Testing Flatlite for the First Time

Testing Flatlite for the First Time

Yesterday, my friend Ricardo gave me several boxes of lighting that were being thrown out. It included a collection of something called Flatlite. I’d heard of this before but never seen it. They’re flattened strips of electroluminescent wire that can be cut to shape and apparently sequenced. It needs a pretty hefty transformer to make it function. Happily two of these were included.

My friend, Erika Woo, came by and we checked it out.

The strips we have are pink when not lit up but turn white when turned on. I tested them with lighting gels and, lo, they accept all colors.

She suggested we visit the Flatlite video gallery to see what people have done with it.
Check it out. It’s very cool and, as it turns out, is very expensive stuff.

Now we have to figure out what to do with it and how it can be sequenced.

Starfield Galaxy

Starfield Galaxy at Lucidity 2014 from JOn Smith on Vimeo.

The theme for the 2014 Lucidity Festival was “Universe”. As the head of ambient lighting for the festival, I wanted to make an abstract of a galaxy for part of the main roadway.
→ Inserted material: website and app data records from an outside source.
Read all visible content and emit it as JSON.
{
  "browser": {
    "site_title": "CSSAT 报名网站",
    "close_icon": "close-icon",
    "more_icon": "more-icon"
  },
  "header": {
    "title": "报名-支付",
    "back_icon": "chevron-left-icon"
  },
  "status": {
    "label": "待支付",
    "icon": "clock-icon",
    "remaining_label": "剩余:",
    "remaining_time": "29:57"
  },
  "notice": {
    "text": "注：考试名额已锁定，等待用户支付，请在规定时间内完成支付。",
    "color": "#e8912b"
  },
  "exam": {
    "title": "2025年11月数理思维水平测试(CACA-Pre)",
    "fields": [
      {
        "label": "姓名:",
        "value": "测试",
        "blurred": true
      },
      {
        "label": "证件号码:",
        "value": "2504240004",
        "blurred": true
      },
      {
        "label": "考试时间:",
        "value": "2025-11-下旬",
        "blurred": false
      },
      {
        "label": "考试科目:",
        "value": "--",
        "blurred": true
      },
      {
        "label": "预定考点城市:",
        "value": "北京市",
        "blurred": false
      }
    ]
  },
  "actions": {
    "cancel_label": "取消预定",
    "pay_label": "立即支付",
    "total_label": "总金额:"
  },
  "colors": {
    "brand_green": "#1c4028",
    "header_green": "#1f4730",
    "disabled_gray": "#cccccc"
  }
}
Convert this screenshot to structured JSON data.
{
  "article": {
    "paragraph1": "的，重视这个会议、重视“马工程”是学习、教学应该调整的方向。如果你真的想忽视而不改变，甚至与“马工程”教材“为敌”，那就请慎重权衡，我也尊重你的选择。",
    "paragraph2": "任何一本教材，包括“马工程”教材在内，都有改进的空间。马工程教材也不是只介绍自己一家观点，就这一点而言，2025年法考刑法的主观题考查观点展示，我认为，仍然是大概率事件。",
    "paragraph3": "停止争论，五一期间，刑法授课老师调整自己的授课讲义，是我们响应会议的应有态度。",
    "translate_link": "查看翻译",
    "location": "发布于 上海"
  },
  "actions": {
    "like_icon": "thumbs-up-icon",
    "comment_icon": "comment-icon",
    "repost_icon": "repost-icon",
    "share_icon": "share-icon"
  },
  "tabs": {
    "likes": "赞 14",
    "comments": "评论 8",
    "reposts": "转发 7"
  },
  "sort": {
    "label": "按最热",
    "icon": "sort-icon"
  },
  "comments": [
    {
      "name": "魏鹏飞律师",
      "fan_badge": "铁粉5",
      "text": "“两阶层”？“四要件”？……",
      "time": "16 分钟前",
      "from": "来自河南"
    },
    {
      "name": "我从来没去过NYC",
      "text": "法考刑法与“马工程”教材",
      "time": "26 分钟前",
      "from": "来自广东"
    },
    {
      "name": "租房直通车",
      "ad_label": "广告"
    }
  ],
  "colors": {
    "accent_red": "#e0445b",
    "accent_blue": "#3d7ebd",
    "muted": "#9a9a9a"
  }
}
It needed to be at least 200 feet long and give the sense of millions of stars. I looked over a variety of options then Jonah Haas, one of the founders of the Festival, hooked me up with me up with Bruce Beeley of Lasersandlights.com. I knew about the type of lasers he had and got very excited. Bruce agreed to bring 7 Sprights and 5 LS20Gs. The former make static starfields, the latter create slowly moving starfields. I knew that if I set them up just right the moving lasers would make everything feel like it was in motion. In order to place the lasers in the best locations, I had my crew strap five 30′-40′ lengths of Bamboo (thank you Bamboo DNA) into the surrounding trees so their ends poked out over the middle of the road. We strapped the lasers to these and literally flooded the entire length of road with points of green light.

I knew that when a vehicle went through it the ensuing dust would make it three dimensional. When Bruce told me he’d also brought up a powerful hazer that would create this effect..well, I was overjoyed. On Saturday and Sunday nights we set it up. The results were…and I don’t use the word lightly…awesome! I got my galaxy and then some.

The Font: Experiments with Sound and Water

The Font: Experiments with Sound and Water from JOn Smith on Vimeo.

When artist Carlos Padilla described himself as a sound sculptor, he immediately got our attention. The following week we met with him and started experimenting with his sculpture, The Font.

It should be noted that the imagery of Faraday waves in this movie are completely raw with no filters or other modifications.

The next step is to find the right surfaces to project the waves on to. I can hardly wait.

Test Projections on Rocks at Joshua Tree

Tests Projections on Rocks at Joshua Tree National Park from JOn Smith on Vimeo.

Curiosity is strange animal. “Hey, David, let’s go to Joshua Tree and bring some projectors.” I wanted to see what large rounded desert rocks would look like with water textures and other types of imagery projected on to their surfaces. After two days and one night of hardcore hiking in the far eastern part of the park, we went through the main entry after dark and found some suitable rocks. When the right imagery worked, it was jaw dropping.

Projections on a Blue Whale Skeleton

Projecting on a Blue Whale Skeleton from JOn Smith on Vimeo.

A couple of weekends ago Ethan Turpin and myself projected black and white water imagery on to the blue whale skeleton at the Santa Barbara Museum of Natural History. It was a test to see what would happen and, boy, did it ever happen!

We need to do it again so more people can see it rather than just the two of us. It was unbelievably cool.

© Copyright Jonathan PJ Smith